Exercise details:
Your task is to retype every entry exactly while omitting the pictures.

(Web page and app entries)
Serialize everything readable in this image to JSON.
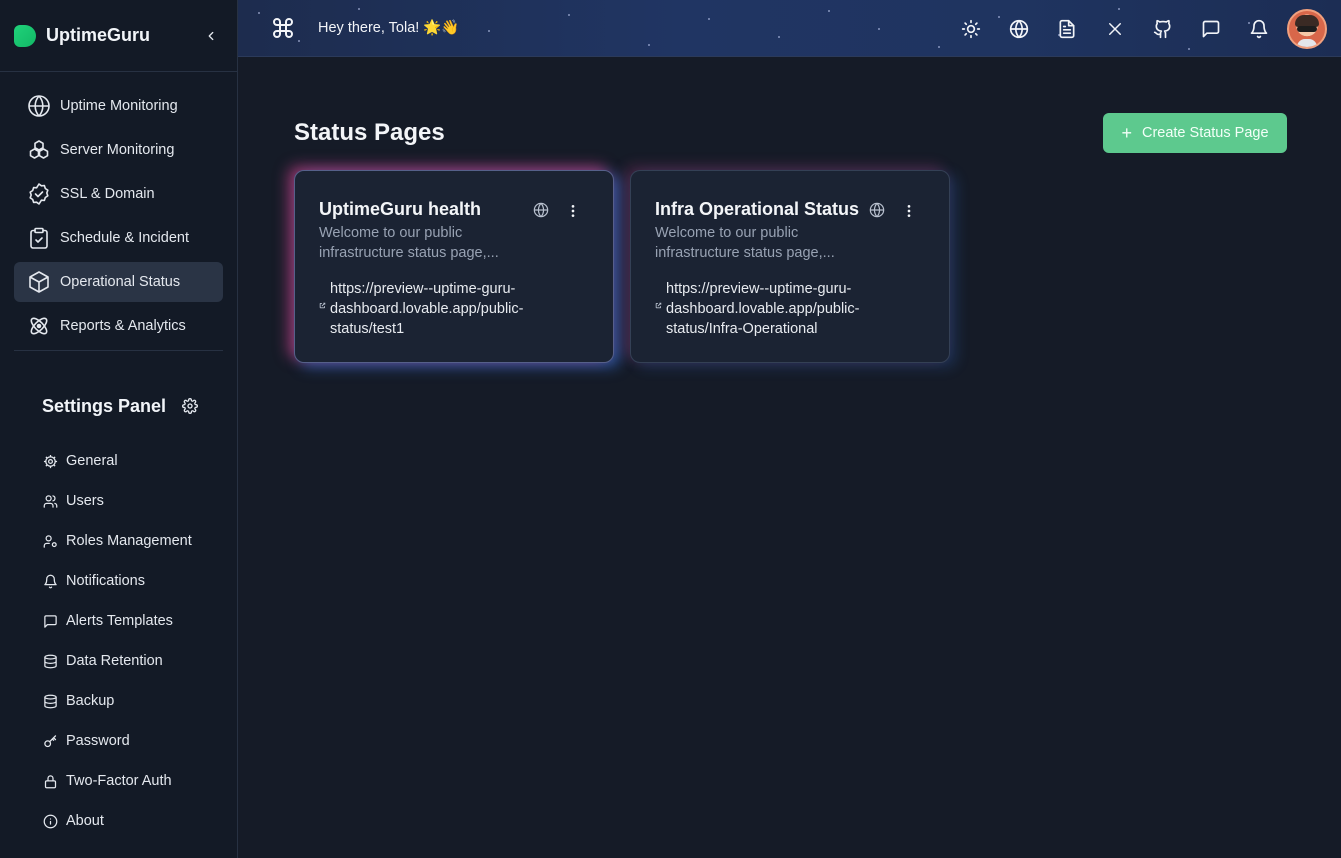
{
  "app": {
    "name": "UptimeGuru"
  },
  "nav": {
    "items": [
      {
        "label": "Uptime Monitoring",
        "icon": "globe-icon",
        "active": false
      },
      {
        "label": "Server Monitoring",
        "icon": "server-cluster-icon",
        "active": false
      },
      {
        "label": "SSL & Domain",
        "icon": "badge-check-icon",
        "active": false
      },
      {
        "label": "Schedule & Incident",
        "icon": "clipboard-check-icon",
        "active": false
      },
      {
        "label": "Operational Status",
        "icon": "box-icon",
        "active": true
      },
      {
        "label": "Reports & Analytics",
        "icon": "atom-icon",
        "active": false
      }
    ]
  },
  "settings": {
    "title": "Settings Panel",
    "items": [
      {
        "label": "General",
        "icon": "gear-icon"
      },
      {
        "label": "Users",
        "icon": "users-icon"
      },
      {
        "label": "Roles Management",
        "icon": "user-cog-icon"
      },
      {
        "label": "Notifications",
        "icon": "bell-icon"
      },
      {
        "label": "Alerts Templates",
        "icon": "message-icon"
      },
      {
        "label": "Data Retention",
        "icon": "database-icon"
      },
      {
        "label": "Backup",
        "icon": "database-icon"
      },
      {
        "label": "Password",
        "icon": "key-icon"
      },
      {
        "label": "Two-Factor Auth",
        "icon": "lock-icon"
      },
      {
        "label": "About",
        "icon": "info-icon"
      }
    ]
  },
  "topbar": {
    "greeting": "Hey there, Tola! 🌟👋",
    "icons": [
      "sun-icon",
      "globe-icon",
      "document-icon",
      "x-icon",
      "github-icon",
      "chat-icon",
      "bell-icon",
      "avatar"
    ]
  },
  "main": {
    "title": "Status Pages",
    "create_label": "Create Status Page",
    "cards": [
      {
        "title": "UptimeGuru health",
        "description": "Welcome to our public infrastructure status page,...",
        "url": "https://preview--uptime-guru-dashboard.lovable.app/public-status/test1"
      },
      {
        "title": "Infra Operational Status",
        "description": "Welcome to our public infrastructure status page,...",
        "url": "https://preview--uptime-guru-dashboard.lovable.app/public-status/Infra-Operational"
      }
    ]
  },
  "colors": {
    "accent": "#5dc98e",
    "background": "#151b27",
    "sidebar": "#131a26",
    "active_nav": "#2a3445"
  }
}
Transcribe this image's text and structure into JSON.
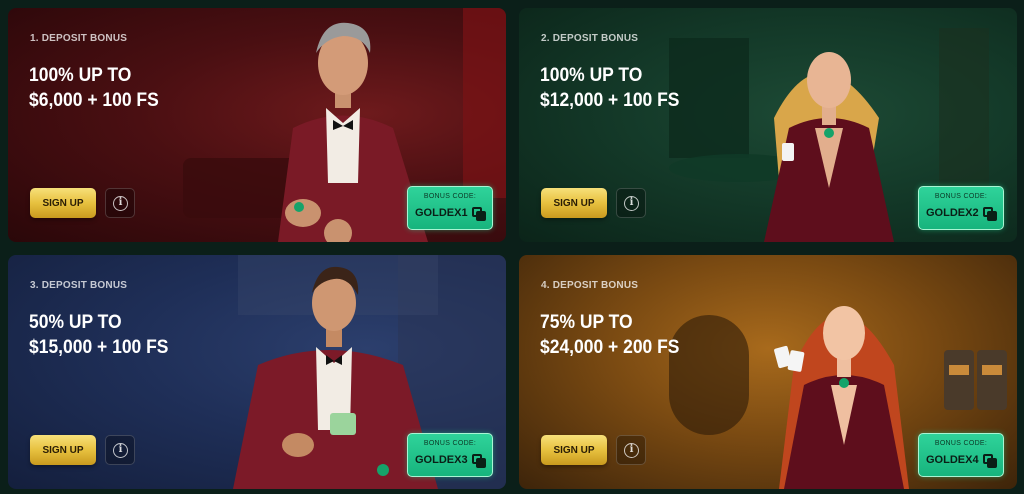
{
  "cards": [
    {
      "label": "1. DEPOSIT BONUS",
      "title_line1": "100% UP TO",
      "title_line2": "$6,000 + 100 FS",
      "signup_label": "SIGN UP",
      "info_glyph": "i",
      "code_label": "BONUS CODE:",
      "code_value": "GOLDEX1"
    },
    {
      "label": "2. DEPOSIT BONUS",
      "title_line1": "100% UP TO",
      "title_line2": "$12,000 + 100 FS",
      "signup_label": "SIGN UP",
      "info_glyph": "i",
      "code_label": "BONUS CODE:",
      "code_value": "GOLDEX2"
    },
    {
      "label": "3. DEPOSIT BONUS",
      "title_line1": "50% UP TO",
      "title_line2": "$15,000 + 100 FS",
      "signup_label": "SIGN UP",
      "info_glyph": "i",
      "code_label": "BONUS CODE:",
      "code_value": "GOLDEX3"
    },
    {
      "label": "4. DEPOSIT BONUS",
      "title_line1": "75% UP TO",
      "title_line2": "$24,000 + 200 FS",
      "signup_label": "SIGN UP",
      "info_glyph": "i",
      "code_label": "BONUS CODE:",
      "code_value": "GOLDEX4"
    }
  ],
  "colors": {
    "page_bg": "#0b1f19",
    "card1_bg": "#4a0f12",
    "card2_bg": "#143a29",
    "card3_bg": "#1f2f58",
    "card4_bg": "#7a4a12",
    "signup_button": "#e7c13f",
    "code_badge": "#1fbf86"
  },
  "icons": {
    "info": "info-icon",
    "copy": "copy-icon"
  }
}
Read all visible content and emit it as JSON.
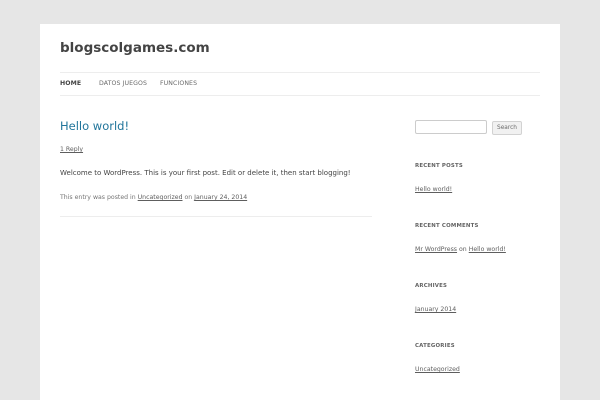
{
  "site": {
    "title": "blogscolgames.com"
  },
  "nav": {
    "items": [
      "Home",
      "Datos Juegos",
      "Funciones"
    ]
  },
  "post": {
    "title": "Hello world!",
    "reply_link": "1 Reply",
    "content": "Welcome to WordPress. This is your first post. Edit or delete it, then start blogging!",
    "meta_prefix": "This entry was posted in",
    "category": "Uncategorized",
    "meta_on": "on",
    "date": "January 24, 2014"
  },
  "sidebar": {
    "search_button": "Search",
    "recent_posts_title": "Recent Posts",
    "recent_posts": [
      "Hello world!"
    ],
    "recent_comments_title": "Recent Comments",
    "comment_author": "Mr WordPress",
    "comment_on": "on",
    "comment_post": "Hello world!",
    "archives_title": "Archives",
    "archives": [
      "January 2014"
    ],
    "categories_title": "Categories",
    "categories": [
      "Uncategorized"
    ]
  }
}
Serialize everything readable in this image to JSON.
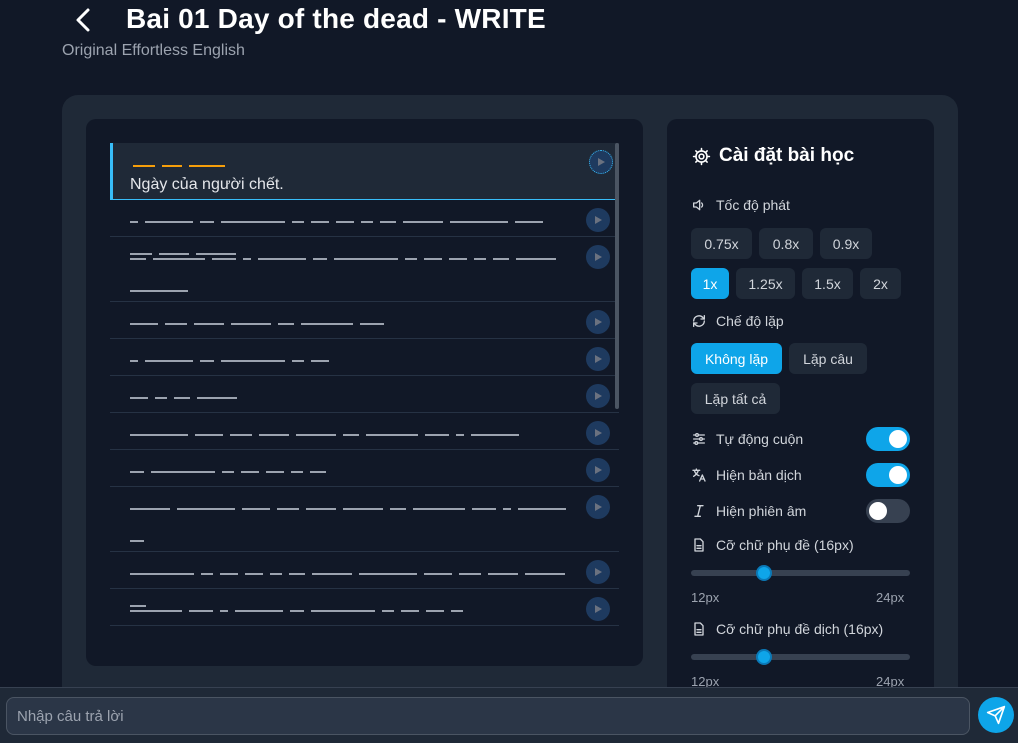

Answer to this problem:
Serialize everything readable in this image to JSON.
{
  "app": {
    "name": "UptimeGuru"
  },
  "nav": {
    "items": [
      {
        "label": "Uptime Monitoring",
        "icon": "globe-icon",
        "active": false
      },
      {
        "label": "Server Monitoring",
        "icon": "server-cluster-icon",
        "active": false
      },
      {
        "label": "SSL & Domain",
        "icon": "badge-check-icon",
        "active": false
      },
      {
        "label": "Schedule & Incident",
        "icon": "clipboard-check-icon",
        "active": false
      },
      {
        "label": "Operational Status",
        "icon": "box-icon",
        "active": true
      },
      {
        "label": "Reports & Analytics",
        "icon": "atom-icon",
        "active": false
      }
    ]
  },
  "settings": {
    "title": "Settings Panel",
    "items": [
      {
        "label": "General",
        "icon": "gear-icon"
      },
      {
        "label": "Users",
        "icon": "users-icon"
      },
      {
        "label": "Roles Management",
        "icon": "user-cog-icon"
      },
      {
        "label": "Notifications",
        "icon": "bell-icon"
      },
      {
        "label": "Alerts Templates",
        "icon": "message-icon"
      },
      {
        "label": "Data Retention",
        "icon": "database-icon"
      },
      {
        "label": "Backup",
        "icon": "database-icon"
      },
      {
        "label": "Password",
        "icon": "key-icon"
      },
      {
        "label": "Two-Factor Auth",
        "icon": "lock-icon"
      },
      {
        "label": "About",
        "icon": "info-icon"
      }
    ]
  },
  "topbar": {
    "greeting": "Hey there, Tola! 🌟👋",
    "icons": [
      "sun-icon",
      "globe-icon",
      "document-icon",
      "x-icon",
      "github-icon",
      "chat-icon",
      "bell-icon",
      "avatar"
    ]
  },
  "main": {
    "title": "Status Pages",
    "create_label": "Create Status Page",
    "cards": [
      {
        "title": "UptimeGuru health",
        "description": "Welcome to our public infrastructure status page,...",
        "url": "https://preview--uptime-guru-dashboard.lovable.app/public-status/test1"
      },
      {
        "title": "Infra Operational Status",
        "description": "Welcome to our public infrastructure status page,...",
        "url": "https://preview--uptime-guru-dashboard.lovable.app/public-status/Infra-Operational"
      }
    ]
  },
  "colors": {
    "accent": "#5dc98e",
    "background": "#151b27",
    "sidebar": "#131a26",
    "active_nav": "#2a3445"
  }
}
Transcribe this image's text and structure into JSON.
{
  "cards": [
    {
      "label": "1. DEPOSIT BONUS",
      "title_line1": "100% UP TO",
      "title_line2": "$6,000 + 100 FS",
      "signup_label": "SIGN UP",
      "info_glyph": "i",
      "code_label": "BONUS CODE:",
      "code_value": "GOLDEX1"
    },
    {
      "label": "2. DEPOSIT BONUS",
      "title_line1": "100% UP TO",
      "title_line2": "$12,000 + 100 FS",
      "signup_label": "SIGN UP",
      "info_glyph": "i",
      "code_label": "BONUS CODE:",
      "code_value": "GOLDEX2"
    },
    {
      "label": "3. DEPOSIT BONUS",
      "title_line1": "50% UP TO",
      "title_line2": "$15,000 + 100 FS",
      "signup_label": "SIGN UP",
      "info_glyph": "i",
      "code_label": "BONUS CODE:",
      "code_value": "GOLDEX3"
    },
    {
      "label": "4. DEPOSIT BONUS",
      "title_line1": "75% UP TO",
      "title_line2": "$24,000 + 200 FS",
      "signup_label": "SIGN UP",
      "info_glyph": "i",
      "code_label": "BONUS CODE:",
      "code_value": "GOLDEX4"
    }
  ],
  "colors": {
    "page_bg": "#0b1f19",
    "card1_bg": "#4a0f12",
    "card2_bg": "#143a29",
    "card3_bg": "#1f2f58",
    "card4_bg": "#7a4a12",
    "signup_button": "#e7c13f",
    "code_badge": "#1fbf86"
  },
  "icons": {
    "info": "info-icon",
    "copy": "copy-icon"
  }
}
Read all visible content and emit it as JSON.
{
  "site": {
    "title": "blogscolgames.com"
  },
  "nav": {
    "items": [
      "Home",
      "Datos Juegos",
      "Funciones"
    ]
  },
  "post": {
    "title": "Hello world!",
    "reply_link": "1 Reply",
    "content": "Welcome to WordPress. This is your first post. Edit or delete it, then start blogging!",
    "meta_prefix": "This entry was posted in",
    "category": "Uncategorized",
    "meta_on": "on",
    "date": "January 24, 2014"
  },
  "sidebar": {
    "search_button": "Search",
    "recent_posts_title": "Recent Posts",
    "recent_posts": [
      "Hello world!"
    ],
    "recent_comments_title": "Recent Comments",
    "comment_author": "Mr WordPress",
    "comment_on": "on",
    "comment_post": "Hello world!",
    "archives_title": "Archives",
    "archives": [
      "January 2014"
    ],
    "categories_title": "Categories",
    "categories": [
      "Uncategorized"
    ]
  }
}
Serialize everything readable in this image to JSON.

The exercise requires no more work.